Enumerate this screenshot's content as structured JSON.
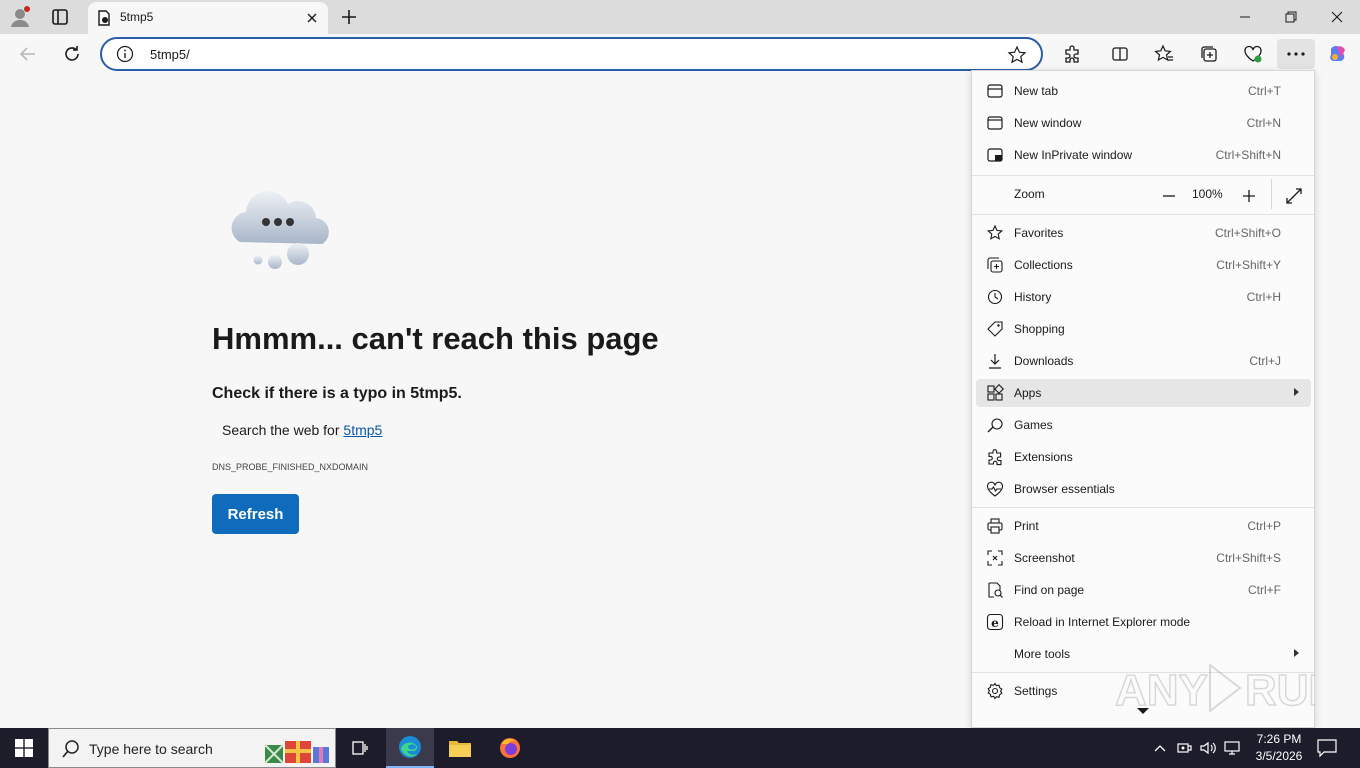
{
  "browser": {
    "tab": {
      "title": "5tmp5"
    },
    "address_bar": {
      "url": "5tmp5/"
    }
  },
  "page": {
    "title": "Hmmm... can't reach this page",
    "subtitle": "Check if there is a typo in 5tmp5.",
    "search_prefix": "Search the web for ",
    "search_link": "5tmp5",
    "error_code": "DNS_PROBE_FINISHED_NXDOMAIN",
    "refresh_label": "Refresh"
  },
  "menu": {
    "items": [
      {
        "label": "New tab",
        "shortcut": "Ctrl+T",
        "icon": "new-tab-icon"
      },
      {
        "label": "New window",
        "shortcut": "Ctrl+N",
        "icon": "new-window-icon"
      },
      {
        "label": "New InPrivate window",
        "shortcut": "Ctrl+Shift+N",
        "icon": "inprivate-icon"
      },
      {
        "label": "Favorites",
        "shortcut": "Ctrl+Shift+O",
        "icon": "star-icon"
      },
      {
        "label": "Collections",
        "shortcut": "Ctrl+Shift+Y",
        "icon": "collections-icon"
      },
      {
        "label": "History",
        "shortcut": "Ctrl+H",
        "icon": "history-icon"
      },
      {
        "label": "Shopping",
        "shortcut": "",
        "icon": "tag-icon"
      },
      {
        "label": "Downloads",
        "shortcut": "Ctrl+J",
        "icon": "download-icon"
      },
      {
        "label": "Apps",
        "shortcut": "",
        "icon": "apps-icon"
      },
      {
        "label": "Games",
        "shortcut": "",
        "icon": "games-icon"
      },
      {
        "label": "Extensions",
        "shortcut": "",
        "icon": "puzzle-icon"
      },
      {
        "label": "Browser essentials",
        "shortcut": "",
        "icon": "heart-pulse-icon"
      },
      {
        "label": "Print",
        "shortcut": "Ctrl+P",
        "icon": "printer-icon"
      },
      {
        "label": "Screenshot",
        "shortcut": "Ctrl+Shift+S",
        "icon": "screenshot-icon"
      },
      {
        "label": "Find on page",
        "shortcut": "Ctrl+F",
        "icon": "find-icon"
      },
      {
        "label": "Reload in Internet Explorer mode",
        "shortcut": "",
        "icon": "ie-icon"
      },
      {
        "label": "More tools",
        "shortcut": "",
        "icon": ""
      },
      {
        "label": "Settings",
        "shortcut": "",
        "icon": "gear-icon"
      }
    ],
    "zoom": {
      "label": "Zoom",
      "value": "100%"
    }
  },
  "taskbar": {
    "search_placeholder": "Type here to search",
    "time": "7:26 PM",
    "date": "3/5/2026"
  },
  "colors": {
    "accent": "#0f6cbd",
    "address_border": "#2a5ea8",
    "taskbar": "#1c1c2a"
  }
}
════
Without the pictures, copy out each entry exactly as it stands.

» **Exercise result**
Enumerate this screenshot's content as structured JSON.
{
  "browser": {
    "tab": {
      "title": "5tmp5"
    },
    "address_bar": {
      "url": "5tmp5/"
    }
  },
  "page": {
    "title": "Hmmm... can't reach this page",
    "subtitle": "Check if there is a typo in 5tmp5.",
    "search_prefix": "Search the web for ",
    "search_link": "5tmp5",
    "error_code": "DNS_PROBE_FINISHED_NXDOMAIN",
    "refresh_label": "Refresh"
  },
  "menu": {
    "items": [
      {
        "label": "New tab",
        "shortcut": "Ctrl+T",
        "icon": "new-tab-icon"
      },
      {
        "label": "New window",
        "shortcut": "Ctrl+N",
        "icon": "new-window-icon"
      },
      {
        "label": "New InPrivate window",
        "shortcut": "Ctrl+Shift+N",
        "icon": "inprivate-icon"
      },
      {
        "label": "Favorites",
        "shortcut": "Ctrl+Shift+O",
        "icon": "star-icon"
      },
      {
        "label": "Collections",
        "shortcut": "Ctrl+Shift+Y",
        "icon": "collections-icon"
      },
      {
        "label": "History",
        "shortcut": "Ctrl+H",
        "icon": "history-icon"
      },
      {
        "label": "Shopping",
        "shortcut": "",
        "icon": "tag-icon"
      },
      {
        "label": "Downloads",
        "shortcut": "Ctrl+J",
        "icon": "download-icon"
      },
      {
        "label": "Apps",
        "shortcut": "",
        "icon": "apps-icon"
      },
      {
        "label": "Games",
        "shortcut": "",
        "icon": "games-icon"
      },
      {
        "label": "Extensions",
        "shortcut": "",
        "icon": "puzzle-icon"
      },
      {
        "label": "Browser essentials",
        "shortcut": "",
        "icon": "heart-pulse-icon"
      },
      {
        "label": "Print",
        "shortcut": "Ctrl+P",
        "icon": "printer-icon"
      },
      {
        "label": "Screenshot",
        "shortcut": "Ctrl+Shift+S",
        "icon": "screenshot-icon"
      },
      {
        "label": "Find on page",
        "shortcut": "Ctrl+F",
        "icon": "find-icon"
      },
      {
        "label": "Reload in Internet Explorer mode",
        "shortcut": "",
        "icon": "ie-icon"
      },
      {
        "label": "More tools",
        "shortcut": "",
        "icon": ""
      },
      {
        "label": "Settings",
        "shortcut": "",
        "icon": "gear-icon"
      }
    ],
    "zoom": {
      "label": "Zoom",
      "value": "100%"
    }
  },
  "taskbar": {
    "search_placeholder": "Type here to search",
    "time": "7:26 PM",
    "date": "3/5/2026"
  },
  "colors": {
    "accent": "#0f6cbd",
    "address_border": "#2a5ea8",
    "taskbar": "#1c1c2a"
  }
}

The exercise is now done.